A recent Wall Street Journal article quoted Maxine Clark, founder of Build-a-Bear Workshop — the store in a shopping mall where you can put together and accessorize a customized teddy bear. “In retail,” Clark said, “people worry about transactions, when they really ought to worry about interactions. I wanted to create interactions with guests that turned into transactions.”
Maxine Clark is selling a lot of teddy bears because she knows that meaningful interactions and relationships have value. Cultivating relationships that help us serve our communities better — finding ways to make our communities better places to live and work — fulfills our public-service mission and makes good business sense. Engagement, in effect, pays dividends.
According to Deb Turner, it’s all about focusing outward and defining what the community needs, not just what your own organization or certain people think. She goes on to point out that “both engagement strategies and the major-giving process force people [to explore outside the station], and ultimately the strategic direction of the organization should be rooted in those conversations. If done well, that in turn generates the financial support that it takes to sustain the organization.”

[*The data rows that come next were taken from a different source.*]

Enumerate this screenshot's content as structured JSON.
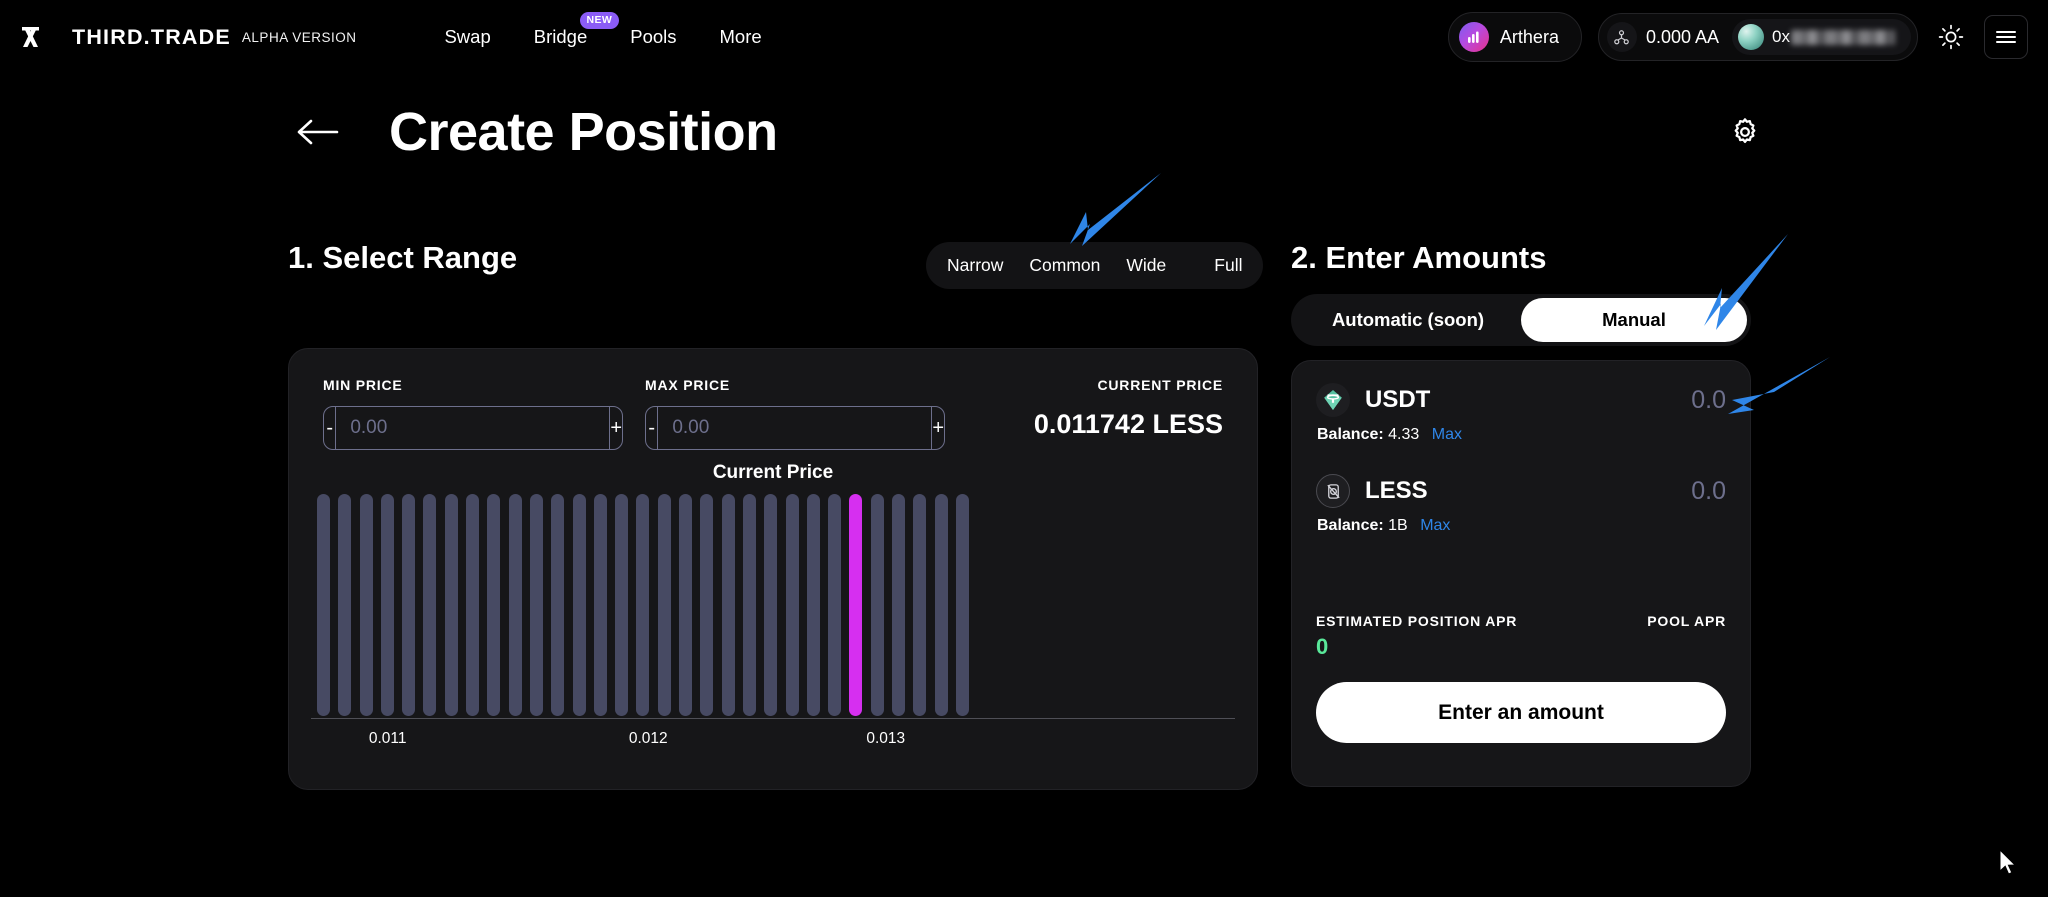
{
  "header": {
    "logo_icon": "third-trade-logo-icon",
    "brand_name": "THIRD.TRADE",
    "alpha_tag": "ALPHA VERSION",
    "nav": [
      {
        "label": "Swap",
        "badge": null
      },
      {
        "label": "Bridge",
        "badge": "NEW"
      },
      {
        "label": "Pools",
        "badge": null
      },
      {
        "label": "More",
        "badge": null
      }
    ],
    "chain": {
      "name": "Arthera",
      "icon": "arthera-chain-icon"
    },
    "wallet": {
      "balance": "0.000 AA",
      "address_prefix": "0x",
      "address_masked": true,
      "network_icon": "network-nodes-icon"
    },
    "theme_toggle_icon": "sun-icon",
    "menu_icon": "hamburger-menu-icon"
  },
  "title_bar": {
    "back_icon": "arrow-left-icon",
    "title": "Create Position",
    "settings_icon": "gear-icon"
  },
  "select_range": {
    "heading": "1. Select Range",
    "tabs": [
      "Narrow",
      "Common",
      "Wide",
      "Full"
    ],
    "min_price": {
      "label": "MIN PRICE",
      "value": "",
      "placeholder": "0.00",
      "minus": "-",
      "plus": "+"
    },
    "max_price": {
      "label": "MAX PRICE",
      "value": "",
      "placeholder": "0.00",
      "minus": "-",
      "plus": "+"
    },
    "current_price": {
      "label": "CURRENT PRICE",
      "value": "0.011742 LESS"
    }
  },
  "enter_amounts": {
    "heading": "2. Enter Amounts",
    "modes": [
      {
        "label": "Automatic (soon)",
        "active": false
      },
      {
        "label": "Manual",
        "active": true
      }
    ],
    "tokens": [
      {
        "symbol": "USDT",
        "icon": "usdt-token-icon",
        "amount": "0.0",
        "balance_label": "Balance:",
        "balance_value": "4.33",
        "max_label": "Max"
      },
      {
        "symbol": "LESS",
        "icon": "less-token-icon",
        "amount": "0.0",
        "balance_label": "Balance:",
        "balance_value": "1B",
        "max_label": "Max"
      }
    ],
    "estimated_apr_label": "ESTIMATED POSITION APR",
    "estimated_apr_value": "0",
    "pool_apr_label": "POOL APR",
    "cta_label": "Enter an amount"
  },
  "chart_data": {
    "type": "bar",
    "title": "Current Price",
    "xlabel": "",
    "ylabel": "",
    "grid": false,
    "legend": false,
    "axis_ticks": [
      {
        "label": "0.011",
        "x_pct": 8.3
      },
      {
        "label": "0.012",
        "x_pct": 36.5
      },
      {
        "label": "0.013",
        "x_pct": 62.2
      }
    ],
    "current_price_index": 25,
    "bar_color": "#474a63",
    "current_bar_color": "#d62ff0",
    "values": [
      100,
      100,
      100,
      100,
      100,
      100,
      100,
      100,
      100,
      100,
      100,
      100,
      100,
      100,
      100,
      100,
      100,
      100,
      100,
      100,
      100,
      100,
      100,
      100,
      100,
      100,
      100,
      100,
      100,
      100,
      100
    ]
  },
  "annotations": [
    {
      "name": "arrow-to-range-tabs",
      "color": "#2f86e8"
    },
    {
      "name": "arrow-to-manual-toggle",
      "color": "#2f86e8"
    },
    {
      "name": "arrow-to-usdt-amount",
      "color": "#2f86e8"
    }
  ],
  "colors": {
    "background": "#000000",
    "card": "#161618",
    "card_border": "#222226",
    "accent_purple": "#8b5cf6",
    "accent_magenta": "#d62ff0",
    "link_blue": "#2f86e8",
    "apr_green": "#5ae89a",
    "muted": "#6d6f8c"
  }
}
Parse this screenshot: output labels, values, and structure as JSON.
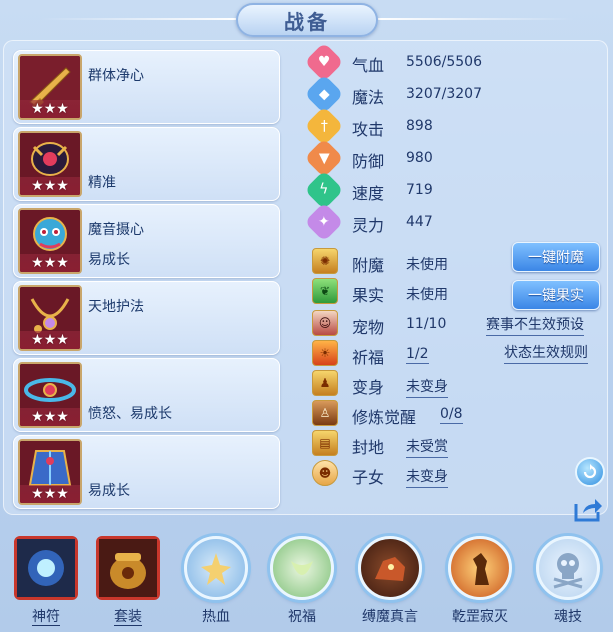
{
  "title": "战备",
  "cards": [
    {
      "label": "群体净心",
      "stars": "★★★"
    },
    {
      "label": "精准",
      "stars": "★★★"
    },
    {
      "label": "魔音摄心",
      "sub": "易成长",
      "stars": "★★★"
    },
    {
      "label": "天地护法",
      "stars": "★★★"
    },
    {
      "label": "愤怒、易成长",
      "stars": "★★★"
    },
    {
      "label": "易成长",
      "stars": "★★★"
    }
  ],
  "stats": [
    {
      "label": "气血",
      "value": "5506/5506",
      "icon": "heart-icon",
      "color": "#f06a8e"
    },
    {
      "label": "魔法",
      "value": "3207/3207",
      "icon": "shield-icon",
      "color": "#5aa6ef"
    },
    {
      "label": "攻击",
      "value": "898",
      "icon": "sword-icon",
      "color": "#f4b63c"
    },
    {
      "label": "防御",
      "value": "980",
      "icon": "armor-icon",
      "color": "#f08a4a"
    },
    {
      "label": "速度",
      "value": "719",
      "icon": "lightning-icon",
      "color": "#2fc48a"
    },
    {
      "label": "灵力",
      "value": "447",
      "icon": "spirit-icon",
      "color": "#c48ae8"
    }
  ],
  "info": [
    {
      "label": "附魔",
      "value": "未使用"
    },
    {
      "label": "果实",
      "value": "未使用"
    },
    {
      "label": "宠物",
      "value": "11/10"
    },
    {
      "label": "祈福",
      "value": "1/2"
    },
    {
      "label": "变身",
      "value": "未变身"
    },
    {
      "label": "修炼觉醒",
      "value": "0/8"
    },
    {
      "label": "封地",
      "value": "未受赏"
    },
    {
      "label": "子女",
      "value": "未变身"
    }
  ],
  "buttons": {
    "enchant": "一键附魔",
    "fruit": "一键果实"
  },
  "links": {
    "preset": "赛事不生效预设",
    "rules": "状态生效规则"
  },
  "bottom": [
    {
      "label": "神符"
    },
    {
      "label": "套装"
    },
    {
      "label": "热血"
    },
    {
      "label": "祝福"
    },
    {
      "label": "缚魔真言"
    },
    {
      "label": "乾罡寂灭"
    },
    {
      "label": "魂技"
    }
  ]
}
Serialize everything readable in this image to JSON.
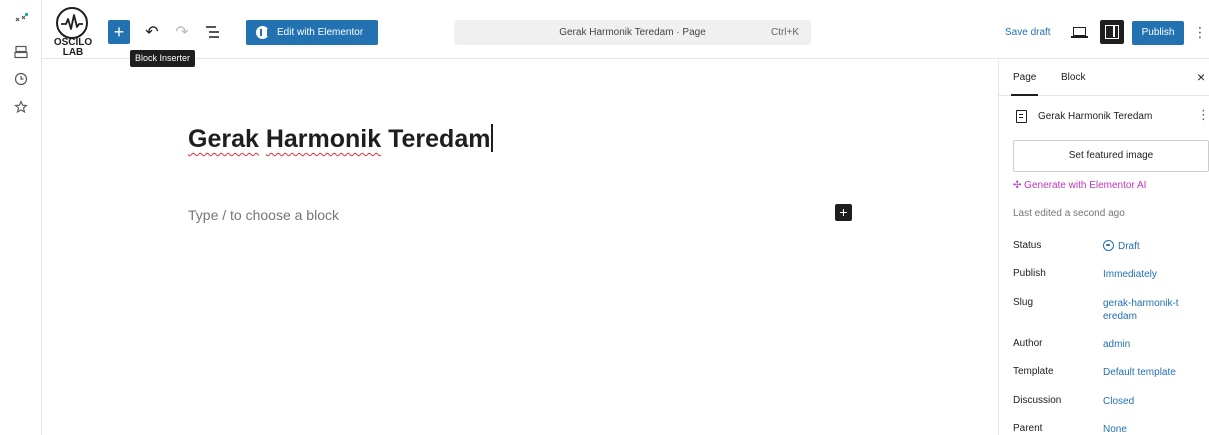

As some of the most-trusted local institutions, public media have a tremendous opportunity to earn the trust and participation of the next generation of givers. But that won’t necessarily happen if we treat fundraising as a separate foray into the outside world. In addition to our traditional public service, we’ll need to cultivate trusted relationships with millennials by serving as honest brokers of public dialogue. And we’ll need to be open to change.
Organizations that turn outward and become more intentional about changing their roles and their effects can have greater impact and increase their relevance and significance in communities, asserts Rich Harwood, founder and president of the Harwood Institute, an ongoing partner of NCME. Doing so, Harwood argues, requires that we shift our thinking and our focus from the station and its needs to the community’s.
As the saying goes, people give not because you have needs but because you meet needs. By changing our culture, our mindset and our habits, we can better position our stations for effective engagement that meets community needs.
And that better positions us for growing our future and sustaining our public-service mission.
RULES OF ENGAGEMENT
Part 1 — New mindset requires new habits: listen, earn trust, partner-up
Part 3 — Out the station’s door: Where you find ideas rooted in your community
FIVE RESOURCES YOU CAN USE NOW
Over the years, CPB has invested in critical resources that help public media engage communities, raise awareness about our impact and sustain our work by attracting partners and investors.
At MediaEngage.org, NCME offers comprehensive resources for engaging your community to productively address public concerns, cultivating the mindset for engagement, creating and supporting an engagement strategy.
Visit MySourceFor.org for tools for communicating public media’s relevance and value through the voices of supporters. Included are samples of powerful testimonials from other stations and templates for creating your own.
Visit PublicMediaMaps.org to see local stories that demonstrate public media’s deep local engagement, its impact nationwide, and opportunities for partnership and investment by other community groups. Add your station’s story to the maps.
Go to APTS.org/GrantCenter to connect your station (TV or radio) with funding opportunities. Search online data on foundations and federal grant opportunities. Attend monthly webinars and conference calls on funding opportunities. Request custom prospect research on potential funders in your region.
Visit MajorGivingNow.org to sharpen your skills and understanding of donor cultivation, and learn how to launch or expand a major-giving program.